Start of INFORMATION SHOWN

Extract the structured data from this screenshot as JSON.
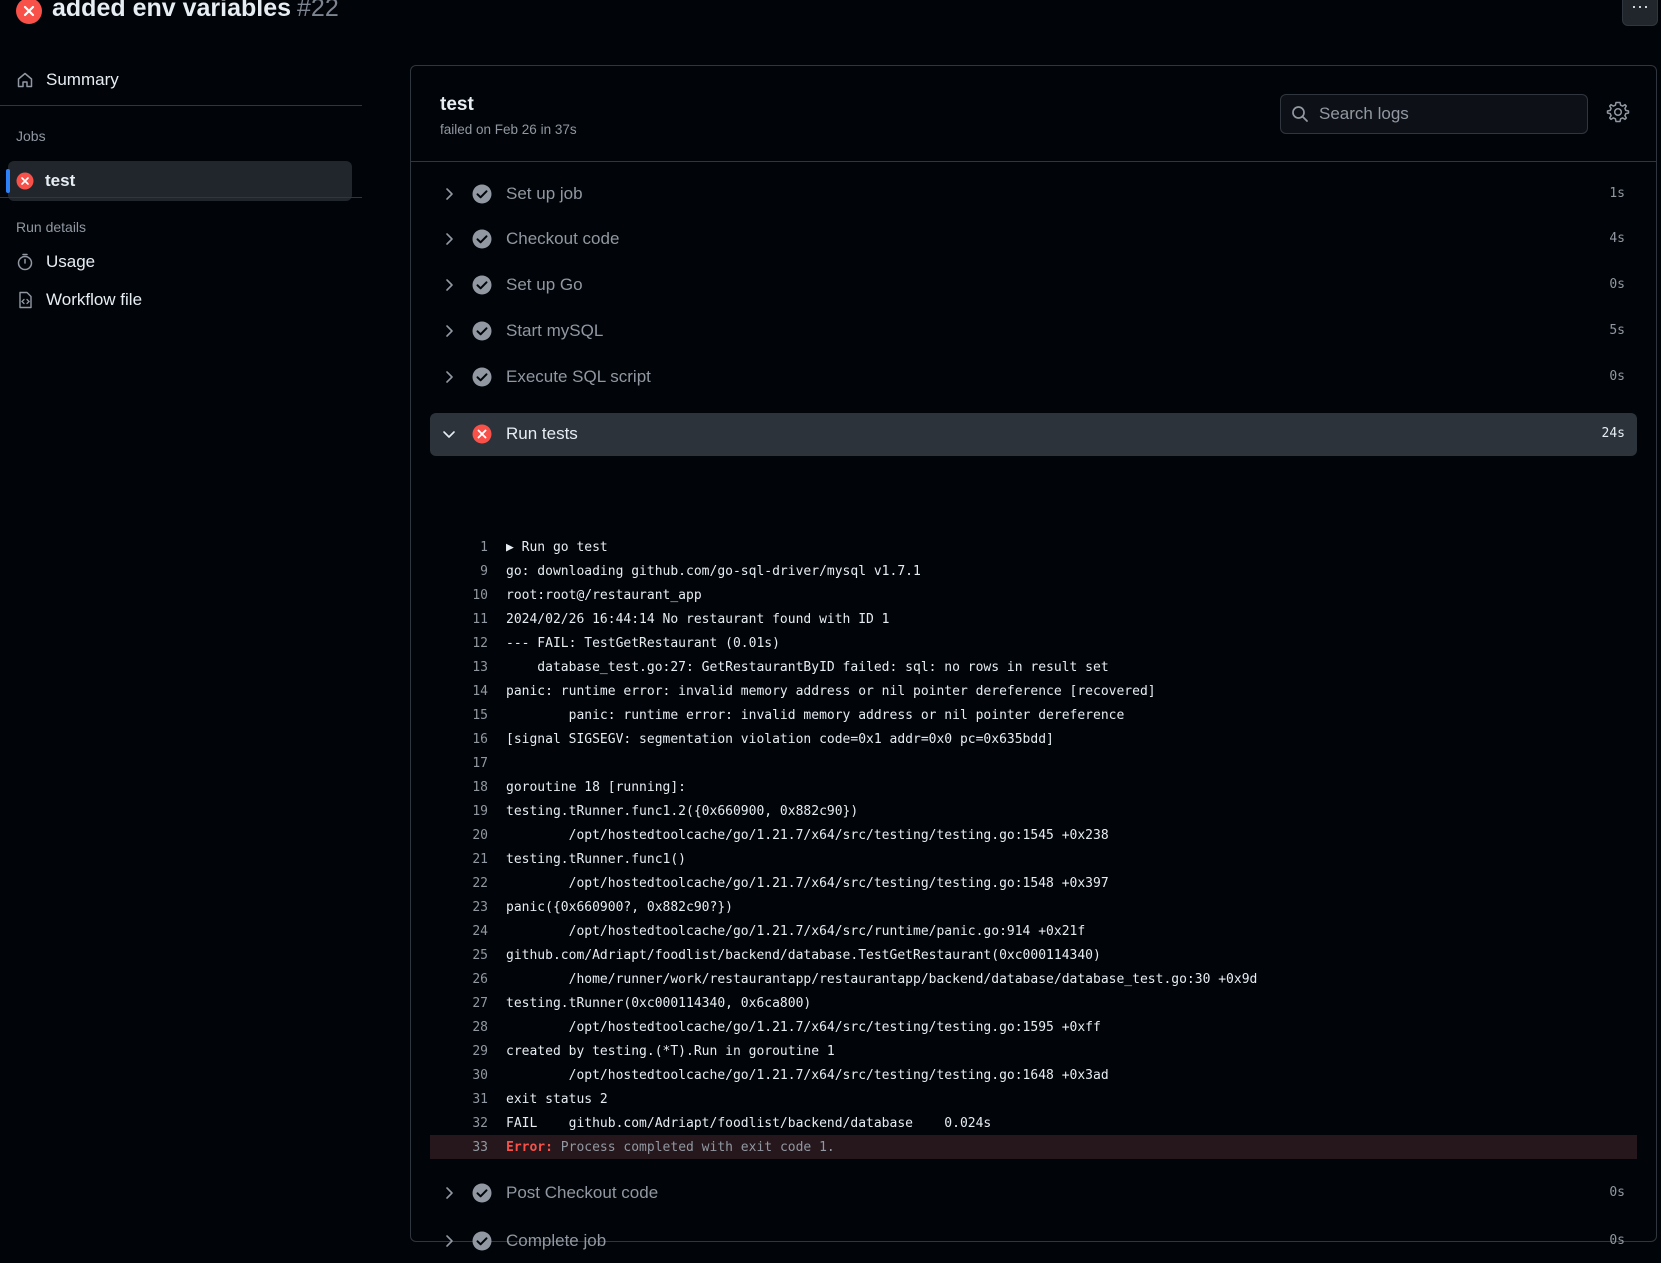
{
  "header": {
    "title": "added env variables",
    "run_number": "#22",
    "more_label": "···"
  },
  "sidebar": {
    "summary_label": "Summary",
    "jobs_heading": "Jobs",
    "job_label": "test",
    "run_details_heading": "Run details",
    "usage_label": "Usage",
    "workflow_file_label": "Workflow file"
  },
  "job": {
    "title": "test",
    "subtitle": "failed on Feb 26 in 37s",
    "search_placeholder": "Search logs"
  },
  "steps": [
    {
      "label": "Set up job",
      "duration": "1s",
      "status": "success"
    },
    {
      "label": "Checkout code",
      "duration": "4s",
      "status": "success"
    },
    {
      "label": "Set up Go",
      "duration": "0s",
      "status": "success"
    },
    {
      "label": "Start mySQL",
      "duration": "5s",
      "status": "success"
    },
    {
      "label": "Execute SQL script",
      "duration": "0s",
      "status": "success"
    },
    {
      "label": "Run tests",
      "duration": "24s",
      "status": "failure"
    },
    {
      "label": "Post Checkout code",
      "duration": "0s",
      "status": "success"
    },
    {
      "label": "Complete job",
      "duration": "0s",
      "status": "success"
    }
  ],
  "logs": [
    {
      "n": "1",
      "text": "▶ Run go test"
    },
    {
      "n": "9",
      "text": "go: downloading github.com/go-sql-driver/mysql v1.7.1"
    },
    {
      "n": "10",
      "text": "root:root@/restaurant_app"
    },
    {
      "n": "11",
      "text": "2024/02/26 16:44:14 No restaurant found with ID 1"
    },
    {
      "n": "12",
      "text": "--- FAIL: TestGetRestaurant (0.01s)"
    },
    {
      "n": "13",
      "text": "    database_test.go:27: GetRestaurantByID failed: sql: no rows in result set"
    },
    {
      "n": "14",
      "text": "panic: runtime error: invalid memory address or nil pointer dereference [recovered]"
    },
    {
      "n": "15",
      "text": "        panic: runtime error: invalid memory address or nil pointer dereference"
    },
    {
      "n": "16",
      "text": "[signal SIGSEGV: segmentation violation code=0x1 addr=0x0 pc=0x635bdd]"
    },
    {
      "n": "17",
      "text": ""
    },
    {
      "n": "18",
      "text": "goroutine 18 [running]:"
    },
    {
      "n": "19",
      "text": "testing.tRunner.func1.2({0x660900, 0x882c90})"
    },
    {
      "n": "20",
      "text": "        /opt/hostedtoolcache/go/1.21.7/x64/src/testing/testing.go:1545 +0x238"
    },
    {
      "n": "21",
      "text": "testing.tRunner.func1()"
    },
    {
      "n": "22",
      "text": "        /opt/hostedtoolcache/go/1.21.7/x64/src/testing/testing.go:1548 +0x397"
    },
    {
      "n": "23",
      "text": "panic({0x660900?, 0x882c90?})"
    },
    {
      "n": "24",
      "text": "        /opt/hostedtoolcache/go/1.21.7/x64/src/runtime/panic.go:914 +0x21f"
    },
    {
      "n": "25",
      "text": "github.com/Adriapt/foodlist/backend/database.TestGetRestaurant(0xc000114340)"
    },
    {
      "n": "26",
      "text": "        /home/runner/work/restaurantapp/restaurantapp/backend/database/database_test.go:30 +0x9d"
    },
    {
      "n": "27",
      "text": "testing.tRunner(0xc000114340, 0x6ca800)"
    },
    {
      "n": "28",
      "text": "        /opt/hostedtoolcache/go/1.21.7/x64/src/testing/testing.go:1595 +0xff"
    },
    {
      "n": "29",
      "text": "created by testing.(*T).Run in goroutine 1"
    },
    {
      "n": "30",
      "text": "        /opt/hostedtoolcache/go/1.21.7/x64/src/testing/testing.go:1648 +0x3ad"
    },
    {
      "n": "31",
      "text": "exit status 2"
    },
    {
      "n": "32",
      "text": "FAIL    github.com/Adriapt/foodlist/backend/database    0.024s"
    }
  ],
  "error_line": {
    "n": "33",
    "label": "Error:",
    "text": " Process completed with exit code 1."
  },
  "colors": {
    "background": "#010409",
    "border": "#30363d",
    "failure": "#f85149",
    "success_icon": "#9198a1",
    "active_bar": "#2f81f7"
  }
}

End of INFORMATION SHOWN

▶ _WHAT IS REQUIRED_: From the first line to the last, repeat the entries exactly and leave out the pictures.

▶ _RESULT BELOW_:
Extract the structured data from this screenshot as JSON.
{
  "header": {
    "title": "added env variables",
    "run_number": "#22",
    "more_label": "···"
  },
  "sidebar": {
    "summary_label": "Summary",
    "jobs_heading": "Jobs",
    "job_label": "test",
    "run_details_heading": "Run details",
    "usage_label": "Usage",
    "workflow_file_label": "Workflow file"
  },
  "job": {
    "title": "test",
    "subtitle": "failed on Feb 26 in 37s",
    "search_placeholder": "Search logs"
  },
  "steps": [
    {
      "label": "Set up job",
      "duration": "1s",
      "status": "success"
    },
    {
      "label": "Checkout code",
      "duration": "4s",
      "status": "success"
    },
    {
      "label": "Set up Go",
      "duration": "0s",
      "status": "success"
    },
    {
      "label": "Start mySQL",
      "duration": "5s",
      "status": "success"
    },
    {
      "label": "Execute SQL script",
      "duration": "0s",
      "status": "success"
    },
    {
      "label": "Run tests",
      "duration": "24s",
      "status": "failure"
    },
    {
      "label": "Post Checkout code",
      "duration": "0s",
      "status": "success"
    },
    {
      "label": "Complete job",
      "duration": "0s",
      "status": "success"
    }
  ],
  "logs": [
    {
      "n": "1",
      "text": "▶ Run go test"
    },
    {
      "n": "9",
      "text": "go: downloading github.com/go-sql-driver/mysql v1.7.1"
    },
    {
      "n": "10",
      "text": "root:root@/restaurant_app"
    },
    {
      "n": "11",
      "text": "2024/02/26 16:44:14 No restaurant found with ID 1"
    },
    {
      "n": "12",
      "text": "--- FAIL: TestGetRestaurant (0.01s)"
    },
    {
      "n": "13",
      "text": "    database_test.go:27: GetRestaurantByID failed: sql: no rows in result set"
    },
    {
      "n": "14",
      "text": "panic: runtime error: invalid memory address or nil pointer dereference [recovered]"
    },
    {
      "n": "15",
      "text": "        panic: runtime error: invalid memory address or nil pointer dereference"
    },
    {
      "n": "16",
      "text": "[signal SIGSEGV: segmentation violation code=0x1 addr=0x0 pc=0x635bdd]"
    },
    {
      "n": "17",
      "text": ""
    },
    {
      "n": "18",
      "text": "goroutine 18 [running]:"
    },
    {
      "n": "19",
      "text": "testing.tRunner.func1.2({0x660900, 0x882c90})"
    },
    {
      "n": "20",
      "text": "        /opt/hostedtoolcache/go/1.21.7/x64/src/testing/testing.go:1545 +0x238"
    },
    {
      "n": "21",
      "text": "testing.tRunner.func1()"
    },
    {
      "n": "22",
      "text": "        /opt/hostedtoolcache/go/1.21.7/x64/src/testing/testing.go:1548 +0x397"
    },
    {
      "n": "23",
      "text": "panic({0x660900?, 0x882c90?})"
    },
    {
      "n": "24",
      "text": "        /opt/hostedtoolcache/go/1.21.7/x64/src/runtime/panic.go:914 +0x21f"
    },
    {
      "n": "25",
      "text": "github.com/Adriapt/foodlist/backend/database.TestGetRestaurant(0xc000114340)"
    },
    {
      "n": "26",
      "text": "        /home/runner/work/restaurantapp/restaurantapp/backend/database/database_test.go:30 +0x9d"
    },
    {
      "n": "27",
      "text": "testing.tRunner(0xc000114340, 0x6ca800)"
    },
    {
      "n": "28",
      "text": "        /opt/hostedtoolcache/go/1.21.7/x64/src/testing/testing.go:1595 +0xff"
    },
    {
      "n": "29",
      "text": "created by testing.(*T).Run in goroutine 1"
    },
    {
      "n": "30",
      "text": "        /opt/hostedtoolcache/go/1.21.7/x64/src/testing/testing.go:1648 +0x3ad"
    },
    {
      "n": "31",
      "text": "exit status 2"
    },
    {
      "n": "32",
      "text": "FAIL    github.com/Adriapt/foodlist/backend/database    0.024s"
    }
  ],
  "error_line": {
    "n": "33",
    "label": "Error:",
    "text": " Process completed with exit code 1."
  },
  "colors": {
    "background": "#010409",
    "border": "#30363d",
    "failure": "#f85149",
    "success_icon": "#9198a1",
    "active_bar": "#2f81f7"
  }
}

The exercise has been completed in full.